Ali Michael, PhD is the Co-Founder and Co-Director of the Race Institute for K-12 Educators. She works with schools and colleges across the country to help make the research on race and education more accessible to educators. Part of her research and writing focuses on parenting for anti-racism, including what White children need to know about race to be contributing members of a multiracial society. Her goal is to support White people to have healthy, productive conversations about race in which they see how they can take an active role in working for racial justice. She is the author of the award-winning book Raising Race Questions and co-editor of the bestselling Guide for White Women who Teach Black Boys. Ali lives in Philadelphia with her family and two of the world's cutest kittens.
“With this adaptation, Williamson (who is Black) and Michael (who is White) do far more than edit DiAngelo’s text; they take its fundamental concepts and thoughtfully contextualize them for their audience, referencing both media and events that postdate the original work’s 2018 publication . . . . Throughout, the co-adapters offer illustrative personal anecdotes, and they set up hypotheticals grounded in the world of teen readers.” —Kirkus Reviews
Situated on the main street of the historic Delaware Riverfront town of New Hope, Pennsylvania, Farley’s Bookshop and its knowledgeable, experienced staff have endeavored to satisfy the literary tastes of the area inhabitants for over fifty years. Whether you are Bucks County born-and-bred or just stopping by to enjoy the crisp river air and delightful scenery, you will be pleasantly surprised to find the largest and most diverse collection of books-in-print in Bucks County. Farley’s may have competition, but it has few peers. We encourage you to browse our website, but please remember that getting acquainted with our online persona is no substitute for exploring the narrow passageways and teeming shelves of our storefront and discovering that perfect book nestled amongst so many others.
New Hope for American Art
New Hope for American Art is the most comprehensive book ever published on artists from, and surrounding, the New Hope Art Colony (also known as the Pennsylvania Impressionists). This book, with its 612 pages and over 1,000 color plates of artwork include biographies of 165 individual Pennsylvania Impressionists and New Hope Modernists as well as artists from the Philadelphia Ten, a pioneering group of women all educated at Philadelphia art schools.
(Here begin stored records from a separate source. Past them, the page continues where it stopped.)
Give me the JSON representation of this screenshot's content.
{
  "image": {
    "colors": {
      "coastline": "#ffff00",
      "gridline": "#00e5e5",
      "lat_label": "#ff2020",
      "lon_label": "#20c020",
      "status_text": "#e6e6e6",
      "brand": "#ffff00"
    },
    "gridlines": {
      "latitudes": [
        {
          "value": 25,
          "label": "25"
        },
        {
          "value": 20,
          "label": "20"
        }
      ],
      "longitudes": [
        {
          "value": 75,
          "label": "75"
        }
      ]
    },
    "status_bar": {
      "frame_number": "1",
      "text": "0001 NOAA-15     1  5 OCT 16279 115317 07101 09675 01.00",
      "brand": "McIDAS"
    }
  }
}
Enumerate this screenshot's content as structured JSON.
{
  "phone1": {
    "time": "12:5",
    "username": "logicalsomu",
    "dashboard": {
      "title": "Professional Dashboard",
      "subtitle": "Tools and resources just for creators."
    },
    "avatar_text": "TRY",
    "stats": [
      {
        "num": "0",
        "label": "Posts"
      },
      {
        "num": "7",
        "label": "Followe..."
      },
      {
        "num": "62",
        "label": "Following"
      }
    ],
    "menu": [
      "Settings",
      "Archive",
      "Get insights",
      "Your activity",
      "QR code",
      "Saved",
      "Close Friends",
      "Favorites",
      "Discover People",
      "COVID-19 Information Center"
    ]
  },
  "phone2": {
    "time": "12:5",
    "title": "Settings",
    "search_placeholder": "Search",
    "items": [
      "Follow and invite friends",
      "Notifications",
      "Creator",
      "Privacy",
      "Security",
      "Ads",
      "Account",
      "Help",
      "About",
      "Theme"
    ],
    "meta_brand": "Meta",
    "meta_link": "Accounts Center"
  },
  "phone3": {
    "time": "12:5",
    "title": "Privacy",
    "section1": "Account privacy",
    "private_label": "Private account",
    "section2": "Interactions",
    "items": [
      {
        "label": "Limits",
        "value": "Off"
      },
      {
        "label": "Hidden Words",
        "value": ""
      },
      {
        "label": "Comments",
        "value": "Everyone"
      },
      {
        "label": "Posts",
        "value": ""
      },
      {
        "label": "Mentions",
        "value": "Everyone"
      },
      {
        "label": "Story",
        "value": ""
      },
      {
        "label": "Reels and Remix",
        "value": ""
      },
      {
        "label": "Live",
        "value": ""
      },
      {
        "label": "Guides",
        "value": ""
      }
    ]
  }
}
In this book, you'll find biographies and artwork from such artists as:
William Langson Lathrop
William F. Taylor
M. Elizabeth Price
S. George Phillips
Rae Sloan Bredin
Charles F. Ramsey
New Hope for American Art was authored, designed and published by James M. Alterman, an expert in the field of Pennsylvania Impressionist and Modernist painting. A longtime collector and owner of two fine art galleries, Alterman wanted to create a user-friendly book intended not only to educate collectors and enthusiasts about this art but to help train one's eye. The book offers valuable tips on how to avoid common mistakes often experienced by new collectors drawn from the author's personal experiences as a collector and fine art dealer.